_Activity_: Output the data below exactly, down to the last character.

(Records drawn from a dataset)
____________

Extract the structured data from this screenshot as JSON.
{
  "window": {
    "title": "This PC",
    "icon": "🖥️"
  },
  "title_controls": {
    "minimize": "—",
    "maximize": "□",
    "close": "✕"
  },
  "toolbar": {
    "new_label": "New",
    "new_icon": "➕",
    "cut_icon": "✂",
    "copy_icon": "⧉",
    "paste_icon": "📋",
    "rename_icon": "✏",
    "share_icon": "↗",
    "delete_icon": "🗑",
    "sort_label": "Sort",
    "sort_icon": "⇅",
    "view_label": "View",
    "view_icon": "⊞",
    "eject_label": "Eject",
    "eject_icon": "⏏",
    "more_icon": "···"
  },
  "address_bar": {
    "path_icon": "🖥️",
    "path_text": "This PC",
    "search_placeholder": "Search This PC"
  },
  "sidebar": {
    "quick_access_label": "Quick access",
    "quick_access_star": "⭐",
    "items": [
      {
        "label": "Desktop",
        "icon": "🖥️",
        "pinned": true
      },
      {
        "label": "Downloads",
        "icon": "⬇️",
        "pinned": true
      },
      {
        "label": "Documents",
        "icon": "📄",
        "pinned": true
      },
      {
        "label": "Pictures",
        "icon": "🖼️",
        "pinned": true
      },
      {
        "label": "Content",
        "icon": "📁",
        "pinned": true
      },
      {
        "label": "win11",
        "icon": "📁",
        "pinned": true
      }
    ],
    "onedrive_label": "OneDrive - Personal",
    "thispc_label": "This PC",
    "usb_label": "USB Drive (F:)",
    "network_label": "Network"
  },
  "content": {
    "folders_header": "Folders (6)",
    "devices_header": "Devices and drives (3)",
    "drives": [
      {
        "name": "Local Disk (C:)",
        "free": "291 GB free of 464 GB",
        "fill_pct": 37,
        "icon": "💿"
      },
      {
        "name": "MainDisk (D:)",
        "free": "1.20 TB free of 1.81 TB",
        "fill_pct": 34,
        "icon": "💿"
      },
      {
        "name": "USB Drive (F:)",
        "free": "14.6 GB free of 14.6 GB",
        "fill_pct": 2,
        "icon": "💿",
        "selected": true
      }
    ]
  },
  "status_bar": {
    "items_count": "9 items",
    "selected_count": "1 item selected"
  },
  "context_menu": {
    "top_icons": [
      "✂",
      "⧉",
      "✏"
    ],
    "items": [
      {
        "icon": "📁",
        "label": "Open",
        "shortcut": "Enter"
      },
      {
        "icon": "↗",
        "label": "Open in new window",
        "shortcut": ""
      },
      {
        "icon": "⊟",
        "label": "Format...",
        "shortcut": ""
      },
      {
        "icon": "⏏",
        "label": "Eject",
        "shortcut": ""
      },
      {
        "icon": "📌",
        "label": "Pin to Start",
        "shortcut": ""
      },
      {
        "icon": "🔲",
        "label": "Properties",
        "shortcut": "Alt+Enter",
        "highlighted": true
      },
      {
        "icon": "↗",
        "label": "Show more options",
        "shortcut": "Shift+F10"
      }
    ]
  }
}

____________

_Answer_:
Extract the structured data from this screenshot as JSON.
{
  "window": {
    "title": "This PC",
    "icon": "🖥️"
  },
  "title_controls": {
    "minimize": "—",
    "maximize": "□",
    "close": "✕"
  },
  "toolbar": {
    "new_label": "New",
    "new_icon": "➕",
    "cut_icon": "✂",
    "copy_icon": "⧉",
    "paste_icon": "📋",
    "rename_icon": "✏",
    "share_icon": "↗",
    "delete_icon": "🗑",
    "sort_label": "Sort",
    "sort_icon": "⇅",
    "view_label": "View",
    "view_icon": "⊞",
    "eject_label": "Eject",
    "eject_icon": "⏏",
    "more_icon": "···"
  },
  "address_bar": {
    "path_icon": "🖥️",
    "path_text": "This PC",
    "search_placeholder": "Search This PC"
  },
  "sidebar": {
    "quick_access_label": "Quick access",
    "quick_access_star": "⭐",
    "items": [
      {
        "label": "Desktop",
        "icon": "🖥️",
        "pinned": true
      },
      {
        "label": "Downloads",
        "icon": "⬇️",
        "pinned": true
      },
      {
        "label": "Documents",
        "icon": "📄",
        "pinned": true
      },
      {
        "label": "Pictures",
        "icon": "🖼️",
        "pinned": true
      },
      {
        "label": "Content",
        "icon": "📁",
        "pinned": true
      },
      {
        "label": "win11",
        "icon": "📁",
        "pinned": true
      }
    ],
    "onedrive_label": "OneDrive - Personal",
    "thispc_label": "This PC",
    "usb_label": "USB Drive (F:)",
    "network_label": "Network"
  },
  "content": {
    "folders_header": "Folders (6)",
    "devices_header": "Devices and drives (3)",
    "drives": [
      {
        "name": "Local Disk (C:)",
        "free": "291 GB free of 464 GB",
        "fill_pct": 37,
        "icon": "💿"
      },
      {
        "name": "MainDisk (D:)",
        "free": "1.20 TB free of 1.81 TB",
        "fill_pct": 34,
        "icon": "💿"
      },
      {
        "name": "USB Drive (F:)",
        "free": "14.6 GB free of 14.6 GB",
        "fill_pct": 2,
        "icon": "💿",
        "selected": true
      }
    ]
  },
  "status_bar": {
    "items_count": "9 items",
    "selected_count": "1 item selected"
  },
  "context_menu": {
    "top_icons": [
      "✂",
      "⧉",
      "✏"
    ],
    "items": [
      {
        "icon": "📁",
        "label": "Open",
        "shortcut": "Enter"
      },
      {
        "icon": "↗",
        "label": "Open in new window",
        "shortcut": ""
      },
      {
        "icon": "⊟",
        "label": "Format...",
        "shortcut": ""
      },
      {
        "icon": "⏏",
        "label": "Eject",
        "shortcut": ""
      },
      {
        "icon": "📌",
        "label": "Pin to Start",
        "shortcut": ""
      },
      {
        "icon": "🔲",
        "label": "Properties",
        "shortcut": "Alt+Enter",
        "highlighted": true
      },
      {
        "icon": "↗",
        "label": "Show more options",
        "shortcut": "Shift+F10"
      }
    ]
  }
}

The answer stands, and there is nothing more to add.